Historical population
U.S. Decennial Census[3][4]

As of the 2010 census,[1] there were 26,486 people, 10,436 households, and 7,347 families residing in the town. The racial makeup of the town was 94.7% White, 1.0% African American, 0.6% American Indian/Alaska Native, 1.3% Asian, 0.5% from some other race other races, and 1.9% from two or more races. Hispanic or Latino of any race were 2.4% of the population.

Of the 10,436 households, 70.4% were families, 31.2% had children under the age of 18 living with them, and 29.6% were non-families. 24.2% of all households were made up of householders living alone. The average household size was 2.52 and the average family size was 3.02. 75.4% of households resided in owner-occupied units and 24.6% in rental units.

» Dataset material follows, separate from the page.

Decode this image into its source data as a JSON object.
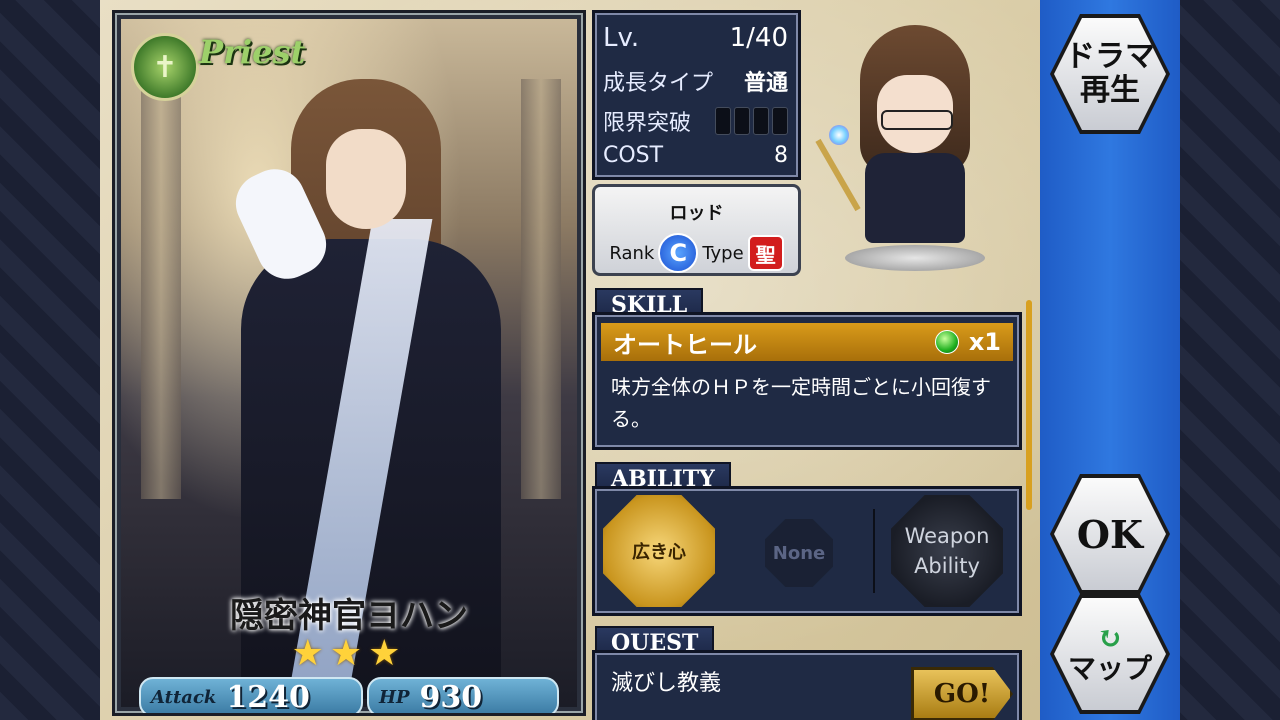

According to the 2017 American Community Survey, the median income for a household in the town was $87,311 (adjusted to inflation), the median income for a family was $105,954, and the median income for married-couple families was $120,103.[5]


Wickford Junction is a terminus station on the Providence/Stoughton Line of the MBTA Commuter Rail, providing weekday train service to Providence Station and Boston's South Station. At 63 miles from Boston, it is the most distant station in the MBTA's 135-station commuter-rail network, and the only one in its most expensive fare zone.

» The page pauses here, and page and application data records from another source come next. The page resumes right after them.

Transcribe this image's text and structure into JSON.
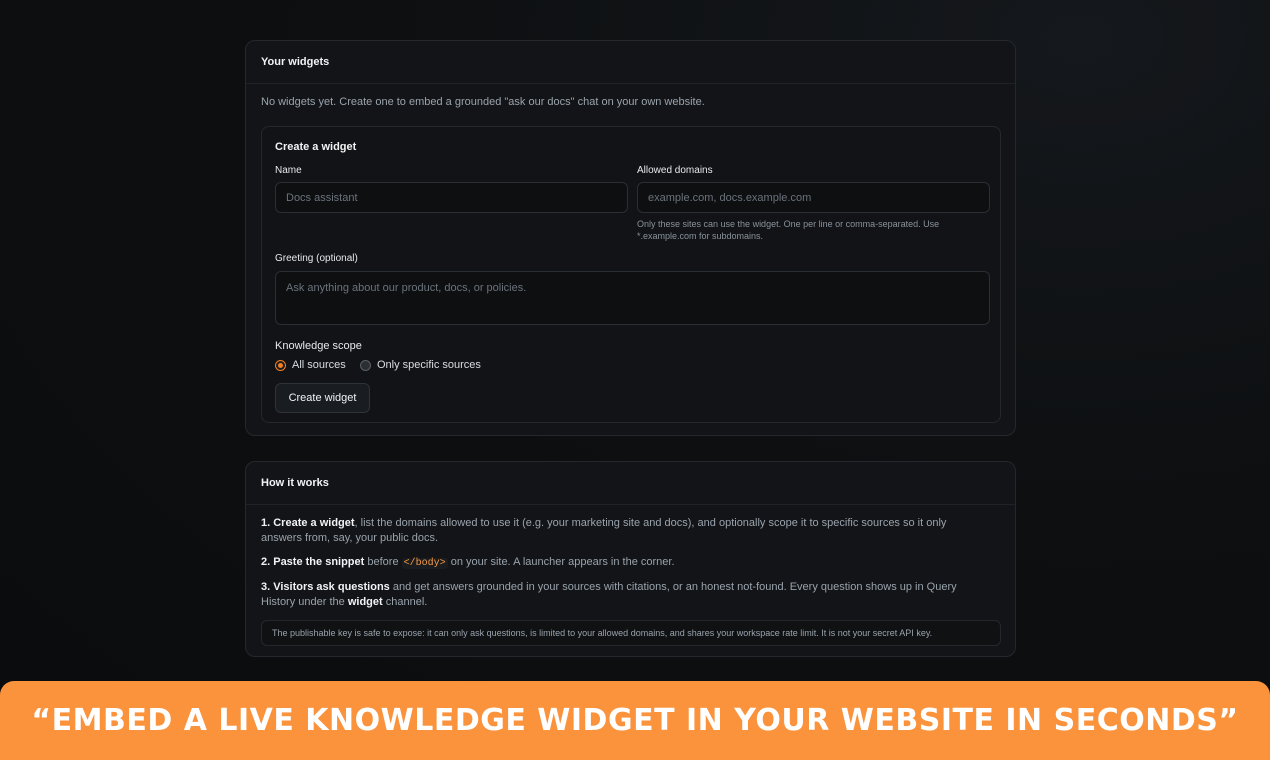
{
  "widgets_card": {
    "title": "Your widgets",
    "empty_text": "No widgets yet. Create one to embed a grounded \"ask our docs\" chat on your own website.",
    "form": {
      "title": "Create a widget",
      "name_label": "Name",
      "name_placeholder": "Docs assistant",
      "domains_label": "Allowed domains",
      "domains_placeholder": "example.com, docs.example.com",
      "domains_hint": "Only these sites can use the widget. One per line or comma-separated. Use *.example.com for subdomains.",
      "greeting_label": "Greeting (optional)",
      "greeting_placeholder": "Ask anything about our product, docs, or policies.",
      "scope_label": "Knowledge scope",
      "scope_options": [
        {
          "label": "All sources",
          "selected": true
        },
        {
          "label": "Only specific sources",
          "selected": false
        }
      ],
      "submit_label": "Create widget"
    }
  },
  "how_card": {
    "title": "How it works",
    "steps": [
      {
        "bold": "1. Create a widget",
        "text": ", list the domains allowed to use it (e.g. your marketing site and docs), and optionally scope it to specific sources so it only answers from, say, your public docs."
      },
      {
        "bold": "2. Paste the snippet",
        "pre": " before ",
        "code": "</body>",
        "post": " on your site. A launcher appears in the corner."
      },
      {
        "bold": "3. Visitors ask questions",
        "pre": " and get answers grounded in your sources with citations, or an honest not-found. Every question shows up in Query History under the ",
        "bold2": "widget",
        "post": " channel."
      }
    ],
    "note": "The publishable key is safe to expose: it can only ask questions, is limited to your allowed domains, and shares your workspace rate limit. It is not your secret API key."
  },
  "banner": {
    "text": "“EMBED A LIVE KNOWLEDGE WIDGET IN YOUR WEBSITE IN SECONDS”"
  },
  "colors": {
    "accent": "#f47e20",
    "banner_bg": "#fb923c",
    "card_bg": "#121417",
    "page_bg": "#0b0c0e"
  }
}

RIPTA also services in the town inbound to Providence and outbound to Narragansett or Newport.

North Kingstown is also served by a passenger ferry connecting to the island of Martha's Vineyard.[6]

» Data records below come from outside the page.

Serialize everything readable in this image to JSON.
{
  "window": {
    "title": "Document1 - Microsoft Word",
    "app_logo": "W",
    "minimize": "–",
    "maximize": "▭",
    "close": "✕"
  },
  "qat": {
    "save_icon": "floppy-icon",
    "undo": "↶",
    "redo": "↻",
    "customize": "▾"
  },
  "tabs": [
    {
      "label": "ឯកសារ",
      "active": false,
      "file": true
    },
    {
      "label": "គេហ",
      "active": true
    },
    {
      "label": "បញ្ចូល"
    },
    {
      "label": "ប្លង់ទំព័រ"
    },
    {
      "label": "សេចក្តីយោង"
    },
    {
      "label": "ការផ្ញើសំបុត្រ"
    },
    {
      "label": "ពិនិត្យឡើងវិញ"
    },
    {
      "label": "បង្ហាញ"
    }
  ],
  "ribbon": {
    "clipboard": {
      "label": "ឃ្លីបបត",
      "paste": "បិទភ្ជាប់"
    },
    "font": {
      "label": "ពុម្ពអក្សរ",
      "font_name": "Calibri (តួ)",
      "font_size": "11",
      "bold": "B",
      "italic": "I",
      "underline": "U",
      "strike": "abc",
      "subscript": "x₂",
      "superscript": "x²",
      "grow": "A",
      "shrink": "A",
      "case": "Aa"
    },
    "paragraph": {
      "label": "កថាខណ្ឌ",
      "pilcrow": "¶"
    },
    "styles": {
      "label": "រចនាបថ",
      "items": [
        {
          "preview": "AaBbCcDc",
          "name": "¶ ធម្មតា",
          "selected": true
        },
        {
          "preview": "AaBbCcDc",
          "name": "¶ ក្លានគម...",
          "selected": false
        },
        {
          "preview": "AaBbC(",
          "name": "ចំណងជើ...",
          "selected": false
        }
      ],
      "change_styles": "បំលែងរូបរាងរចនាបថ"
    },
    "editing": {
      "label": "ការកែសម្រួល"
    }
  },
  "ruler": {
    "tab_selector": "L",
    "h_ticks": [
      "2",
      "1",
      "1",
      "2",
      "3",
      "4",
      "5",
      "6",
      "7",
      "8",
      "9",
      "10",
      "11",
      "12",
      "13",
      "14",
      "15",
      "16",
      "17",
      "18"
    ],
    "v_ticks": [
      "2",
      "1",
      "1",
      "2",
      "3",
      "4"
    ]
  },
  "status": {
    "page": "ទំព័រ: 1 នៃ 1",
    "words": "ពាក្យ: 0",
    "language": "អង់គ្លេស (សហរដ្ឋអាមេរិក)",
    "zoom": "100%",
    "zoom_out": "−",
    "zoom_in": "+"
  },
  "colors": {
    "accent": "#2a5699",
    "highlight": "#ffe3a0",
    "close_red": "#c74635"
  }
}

North Kingstown School Department is the municipal school district. It operates North Kingstown High School.

Notable people[edit]

Points of interest[edit]

  • Casey Farm (1725): An original colonial plantation that is today one of the oldest operational farms in New England.
  • Davis Memorial Wildlife Refuge: 96 acres of forest and wetlands preserved by the Audubon Society of Rhode Island.
  • Devil's Foot Rock: A footprint-like natural impression or possibly petrosomatoglyph. Legends going back to the colonial era tell of a Native American woman being chased by the devil. Some say that she fled from Boston. Her pursuer is said to have left his footprints at Devil's Foot Rock, then at Chimney Hill in South Kingstown, and finally at Block Island.
  • Gilbert Stuart Birthplace and Museum (1751): The house in which American portraitist Gilbert Stuart was born in 1755. The museum features works from throughout Stuart's career and operational grist and snuff mills.
  • Historic Wickford Village: A historic seaside village which contains one of the largest collections of preserved 18th-century houses in the Northeastern United States. Wickford also has a large and scenic harbor.
  • David S. Baker Estate: Home of Rhode Island's first elected Governor to never be seated.
  • Quonset Air Museum: A large museum located at the former Naval Air Station Quonset Point which focuses on military aviation history.
  • Smith's Castle (1678): A colonial plantation located on the shore of Narragansett Bay.
  • Quonset Point, a former military base which was once the home of the Naval Construction Battalions known as the Seabees

Other National Historic Places in North Kingstown[edit]

See also[edit]


  1. ^ a b "U.S. Census website". United States Census Bureau. Retrieved January 31, 2008.
  2. ^ "US Board on Geographic Names". United States Geological Survey. October 25, 2007. Retrieved January 31, 2008.
  3. ^ "Census of Population and Housing". Census.gov. Retrieved June 4, 2016.
  4. ^ Snow, Edwin M. (1867). Report upon the Census of Rhode Island 1865. Providence, RI: Providence Press Company.
  5. ^ "U.S. Census website". United States Census Bureau. Retrieved March 10, 2020.
  6. ^ "Martha's Vineyard Ferry". Rhode Island Fast Ferry.
  7. ^ "Elizabeth Beisel". Olympic.org. Retrieved April 12, 2021.
  8. ^ Updike, Wilkins (1907). A history of the Episcopal Church in Narragansett, Rhode Island: including a history of other Episcopal churches in the state. Vol. 1. Boston: Printed and published by D.B. Updike.
  9. ^ Cannon, Angie (June 12, 1994). "Myers Gives White House A Different Kind Of Face -- Clinton's Young Press Chief Learns Fast Under Fire". The Seattle Times. Retrieved September 14, 2022.

External links[edit]